### [WORK TASK]
Output only the lines below from the one holding "Parse this screenshot: output" down to the one holding "Extract the structured", both end lines included and every picture dropped.

◆ ◆ ◆

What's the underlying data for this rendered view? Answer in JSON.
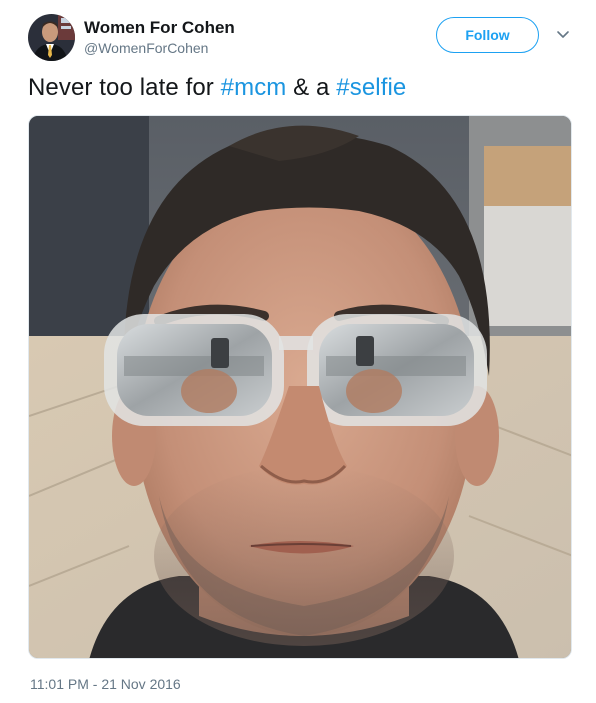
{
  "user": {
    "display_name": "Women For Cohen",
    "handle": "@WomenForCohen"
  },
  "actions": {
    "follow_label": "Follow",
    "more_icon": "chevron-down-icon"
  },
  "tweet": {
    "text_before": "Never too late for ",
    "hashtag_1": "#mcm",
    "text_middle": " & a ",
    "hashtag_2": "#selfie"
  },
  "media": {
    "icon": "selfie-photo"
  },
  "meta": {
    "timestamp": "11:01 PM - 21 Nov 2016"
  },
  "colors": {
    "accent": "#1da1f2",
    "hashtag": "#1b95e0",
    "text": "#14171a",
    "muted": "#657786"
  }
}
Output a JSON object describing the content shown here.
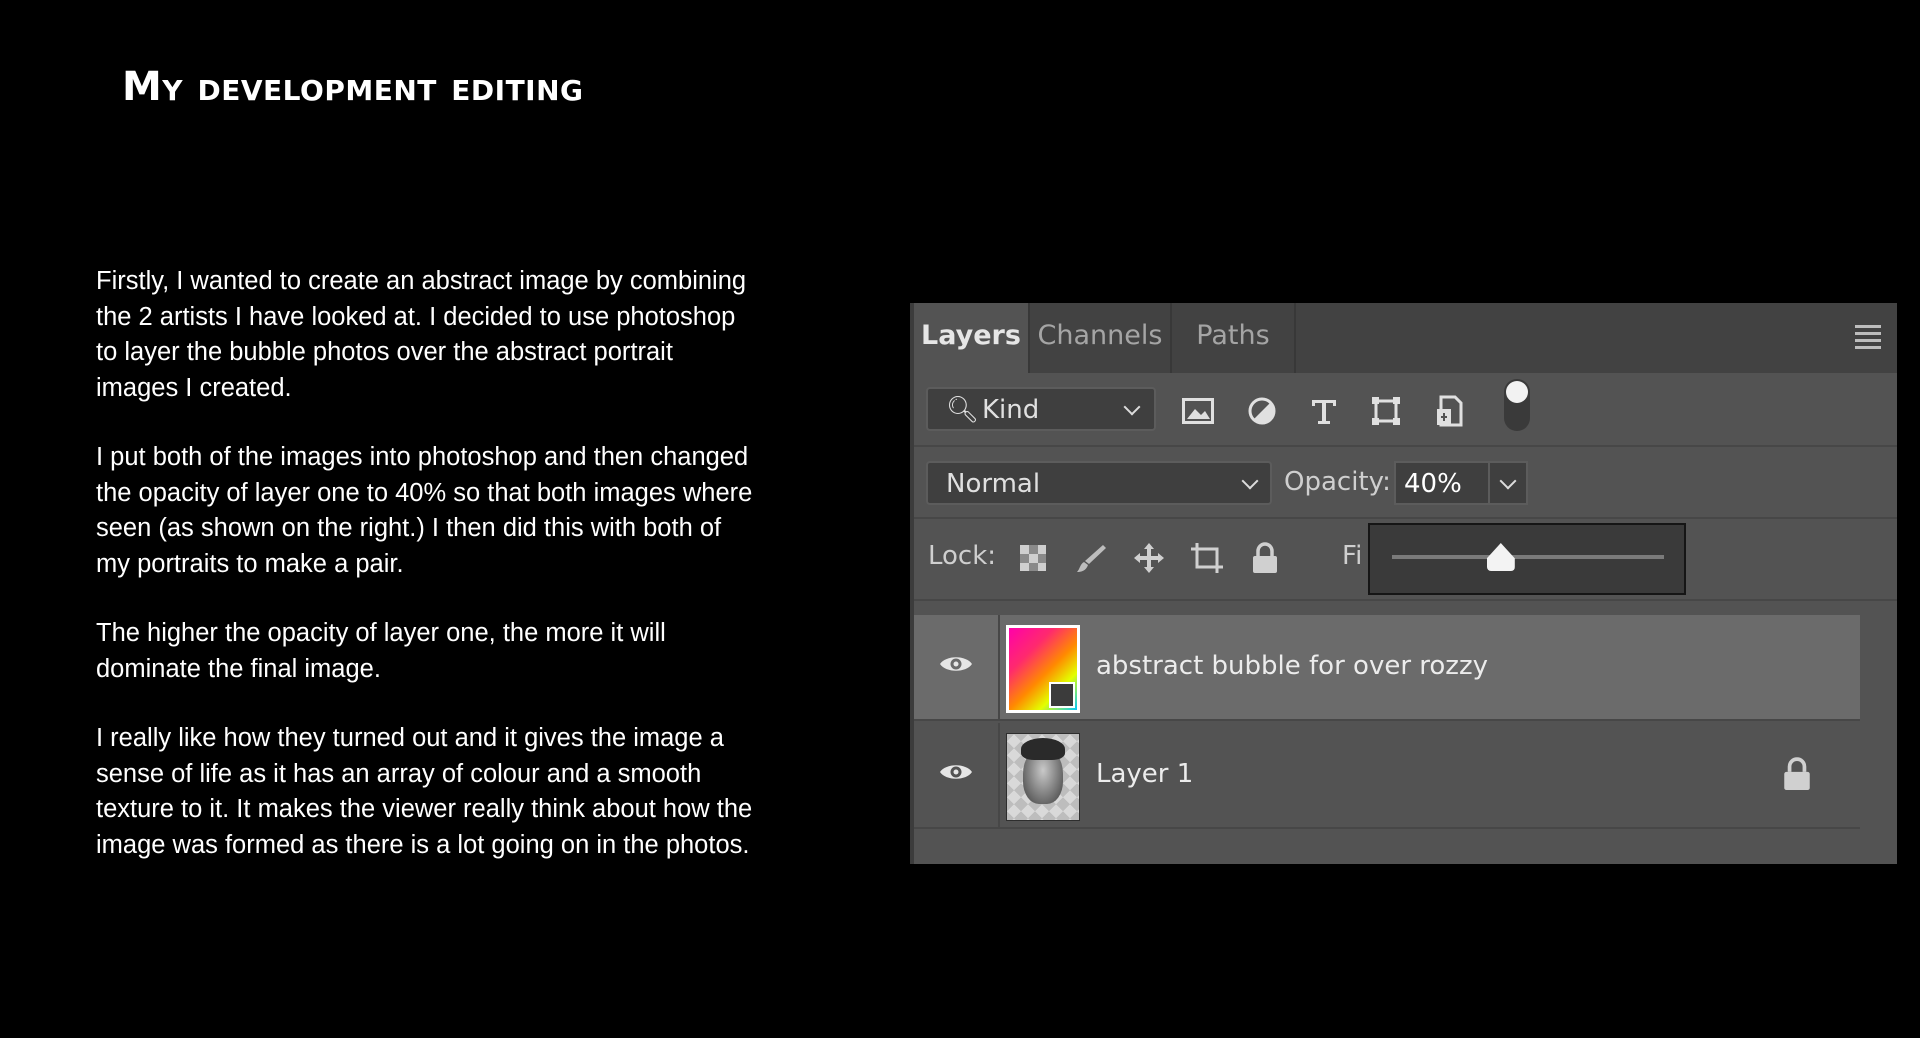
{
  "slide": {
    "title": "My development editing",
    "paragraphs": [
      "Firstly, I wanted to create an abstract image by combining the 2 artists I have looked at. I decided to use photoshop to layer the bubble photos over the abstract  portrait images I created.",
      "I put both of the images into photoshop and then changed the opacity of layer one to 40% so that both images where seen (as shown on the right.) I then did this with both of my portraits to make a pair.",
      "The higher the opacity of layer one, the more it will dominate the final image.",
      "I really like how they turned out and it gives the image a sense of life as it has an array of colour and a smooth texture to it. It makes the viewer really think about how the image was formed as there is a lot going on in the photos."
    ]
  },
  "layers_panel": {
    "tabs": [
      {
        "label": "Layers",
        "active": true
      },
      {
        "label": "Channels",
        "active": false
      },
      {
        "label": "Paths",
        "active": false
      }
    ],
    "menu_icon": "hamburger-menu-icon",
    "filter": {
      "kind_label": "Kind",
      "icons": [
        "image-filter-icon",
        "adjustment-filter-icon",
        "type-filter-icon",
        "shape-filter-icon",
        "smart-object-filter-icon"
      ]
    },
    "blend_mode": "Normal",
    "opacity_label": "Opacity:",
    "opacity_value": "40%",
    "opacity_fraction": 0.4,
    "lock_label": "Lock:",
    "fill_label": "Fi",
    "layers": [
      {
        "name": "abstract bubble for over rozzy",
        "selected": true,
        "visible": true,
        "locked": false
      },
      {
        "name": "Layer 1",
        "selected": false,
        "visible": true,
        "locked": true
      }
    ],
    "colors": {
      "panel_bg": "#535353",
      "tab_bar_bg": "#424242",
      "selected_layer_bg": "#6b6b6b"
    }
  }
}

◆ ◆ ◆

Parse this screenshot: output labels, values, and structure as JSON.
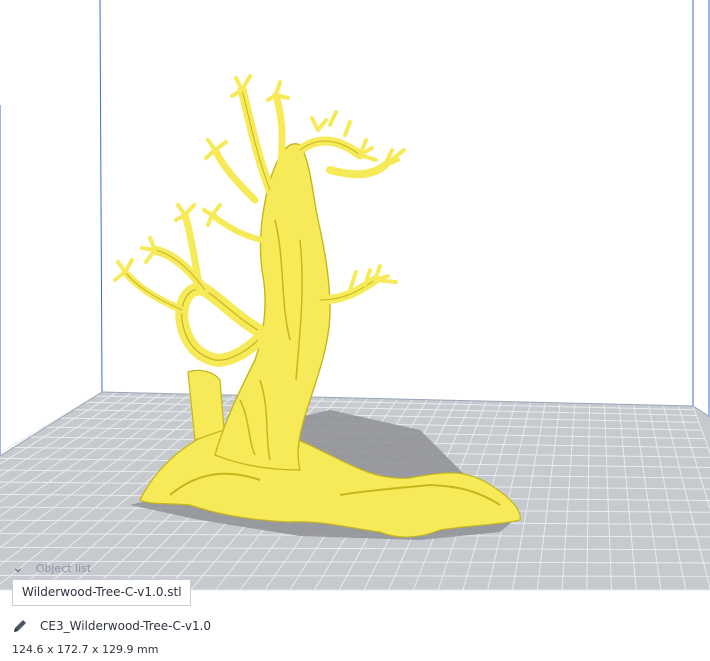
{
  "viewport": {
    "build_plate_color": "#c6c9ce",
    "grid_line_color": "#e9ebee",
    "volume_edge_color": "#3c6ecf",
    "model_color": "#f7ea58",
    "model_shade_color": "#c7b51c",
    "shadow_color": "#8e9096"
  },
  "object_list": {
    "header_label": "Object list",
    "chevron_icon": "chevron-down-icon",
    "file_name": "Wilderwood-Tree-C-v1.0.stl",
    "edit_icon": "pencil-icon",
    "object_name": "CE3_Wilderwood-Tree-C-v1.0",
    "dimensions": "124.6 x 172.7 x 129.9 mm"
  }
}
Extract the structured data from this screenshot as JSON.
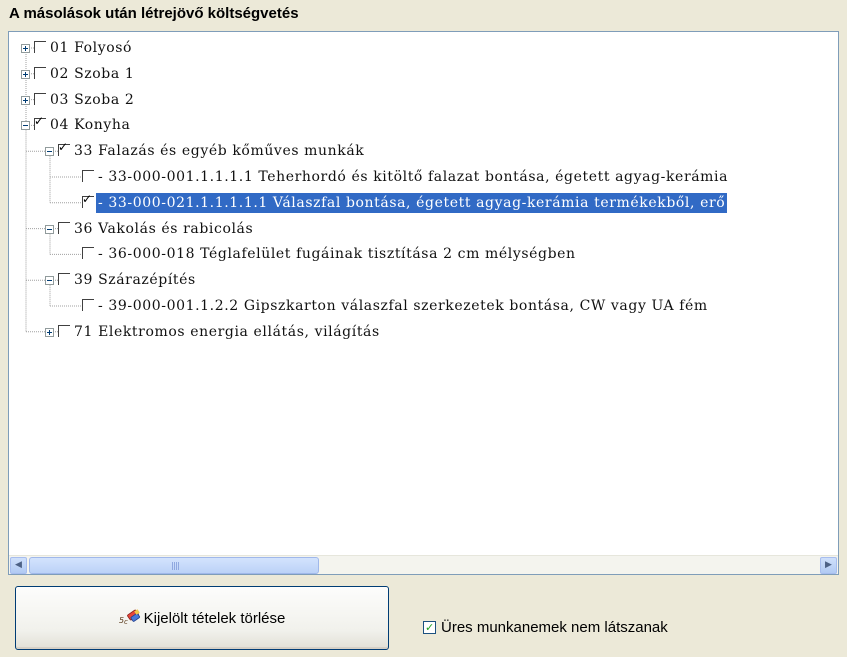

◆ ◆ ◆

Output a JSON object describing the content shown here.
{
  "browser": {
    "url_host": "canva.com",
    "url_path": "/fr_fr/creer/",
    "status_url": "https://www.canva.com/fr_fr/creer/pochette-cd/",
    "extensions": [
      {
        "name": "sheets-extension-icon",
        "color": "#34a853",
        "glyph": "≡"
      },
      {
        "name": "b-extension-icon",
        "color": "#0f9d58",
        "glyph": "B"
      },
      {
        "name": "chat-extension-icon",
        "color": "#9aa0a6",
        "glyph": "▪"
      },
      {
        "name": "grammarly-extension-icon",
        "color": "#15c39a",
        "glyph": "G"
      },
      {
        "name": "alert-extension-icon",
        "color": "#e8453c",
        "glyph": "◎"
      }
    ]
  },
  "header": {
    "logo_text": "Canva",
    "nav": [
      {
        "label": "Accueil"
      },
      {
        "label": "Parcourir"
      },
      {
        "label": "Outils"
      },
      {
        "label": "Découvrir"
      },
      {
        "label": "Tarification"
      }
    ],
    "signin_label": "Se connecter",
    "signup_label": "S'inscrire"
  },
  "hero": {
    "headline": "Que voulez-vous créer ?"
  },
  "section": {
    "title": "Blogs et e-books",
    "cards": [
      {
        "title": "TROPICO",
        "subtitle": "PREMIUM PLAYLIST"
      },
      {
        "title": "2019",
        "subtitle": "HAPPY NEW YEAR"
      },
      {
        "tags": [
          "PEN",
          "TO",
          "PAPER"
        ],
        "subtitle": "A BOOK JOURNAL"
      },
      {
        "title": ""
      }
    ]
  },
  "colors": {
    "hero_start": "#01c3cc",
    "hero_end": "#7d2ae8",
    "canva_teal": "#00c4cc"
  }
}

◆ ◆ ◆

### [EXPECTED OUTPUT]
Parse this screenshot: output labels, values, and structure as JSON.
{
  "viewport": {
    "build_plate_color": "#c6c9ce",
    "grid_line_color": "#e9ebee",
    "volume_edge_color": "#3c6ecf",
    "model_color": "#f7ea58",
    "model_shade_color": "#c7b51c",
    "shadow_color": "#8e9096"
  },
  "object_list": {
    "header_label": "Object list",
    "chevron_icon": "chevron-down-icon",
    "file_name": "Wilderwood-Tree-C-v1.0.stl",
    "edit_icon": "pencil-icon",
    "object_name": "CE3_Wilderwood-Tree-C-v1.0",
    "dimensions": "124.6 x 172.7 x 129.9 mm"
  }
}
Extract the structured data from this screenshot as JSON.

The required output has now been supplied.